New councilors look to achieve common ground
First order of business for newly elected Glenwood Springs City Councilor Kathryn Trauger has more to do with finding common ground with her fellow council members than dwelling on differences.
“We need to have this council working together. That would be my goal,” said Trauger, who easily won election Tuesday to the At-large council seat over Tony Hershey and Kathy Williams.
“Maybe that’s not going to be an easy task, but I think it can be done,” she said. “We have to get everybody at the table, define our goals and look for commonalities … and, quite frankly, get over the nitpicking.”
New Ward 1 council member-elect Steve Davis also talked on election night about “building bridges,” not only within the larger community but on council itself.
“That may not be easy,” said Davis, noting that two sitting council members, Leo McKinney and Stephen Bershenyi, had endorsed his opponent, Russ Arensman, in the Ward 1 race.
“It sort of makes for an uncomfortable position to be in,” Davis said, “but this city needs a council that will work together.”
McKinney currently holds the council-appointed mayor’s seat, although he acknowledged that could change next week when the decision comes back to the table after the new council members are sworn in.
But, as the de facto board facilitator for the time being, he couldn’t agree more that it’s always good after an election to sit down and work things out to avoid hard feelings going forward.
“We didn’t do a retreat last time because it’s been the same seven guys up here for four years,” McKinney said. “I think it’s important that we all come together in that kind of setting and come to an understanding of what our roles are as council people.”
If that means broaching tough questions around election-cycle politics, then so be it, McKinney indicated in reference to criticisms about such things as endorsements or alliances that can tend to form during elections.
“It’s very difficult when you have seven different people sometimes with seven different views and perspectives,” he said. “But we can at least get together and lay out some ground rules.”
McKinney went on to note that City Council, even with the newly elected members, seems to still be aligned on the bigger issues facing the city, such as dealing with the impacts of the forthcoming Grand Avenue bridge construction and planning for various city projects around that larger highway project.
“I think we’re in sync with some of the direction that’s already been taken there,” he said.
“Strategic planning” when it comes to those larger issues is another goal of Trauger’s.

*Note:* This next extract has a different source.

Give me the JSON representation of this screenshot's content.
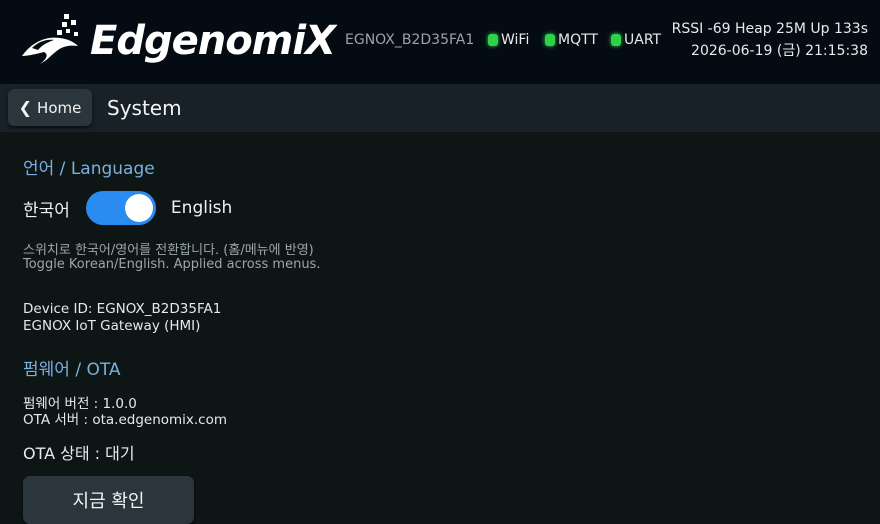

“I’m big on that, and we need to start that process sooner rather than later,” she said. “I would like to see staff brought into that process more, as well as our (city) boards and commissions, so that everyone is on the same page.”
One problem in moving forward on projects such as the Eighth Street connection and the various work in conjunction with the bridge project is that city staff is stretched thin, Trauger said.
“We need to look at how we’re going to address that,” she said. “We’ll be starting the budget process again soon, and we really need to look at our resource allocations.
“That’s one of the things we’ve been talking about at the Transportation Commission,” said Trauger, who has sat on that commission as well as the Planning and Zoning Commission for several years.
“We have a lot of policy decisions to make around all of that, and whether we outsource some of these things, or add staff, so that balls don’t get dropped,” she said. “We have to get all the right people at the table to realize these things.”
Trauger and Davis will be sworn in at the April 16 City Council meeting, where outgoing members Dave Sturges and Ted Edmonds will also be recognized. Reorganization matters, including appointment of the mayor and mayor pro-tem, will also be handled at that meeting.
Support Local Journalism
Support Local Journalism
Readers around Glenwood Springs and Garfield County make the Post Independent’s work possible. Your financial contribution supports our efforts to deliver quality, locally relevant journalism.
Now more than ever, your support is critical to help us keep our community informed about the evolving coronavirus pandemic and the impact it is having locally. Every contribution, however large or small, will make a difference.
Each donation will be used exclusively for the development and creation of increased news coverage.
Start a dialogue, stay on topic and be civil.
If you don't follow the rules, your comment may be deleted.
User Legend: Moderator Trusted User
As former Rifle Police Chief Tommy Kline steps into his new role as city manager, the search for Rifle’s next chief of police has narrowed down to three candidates.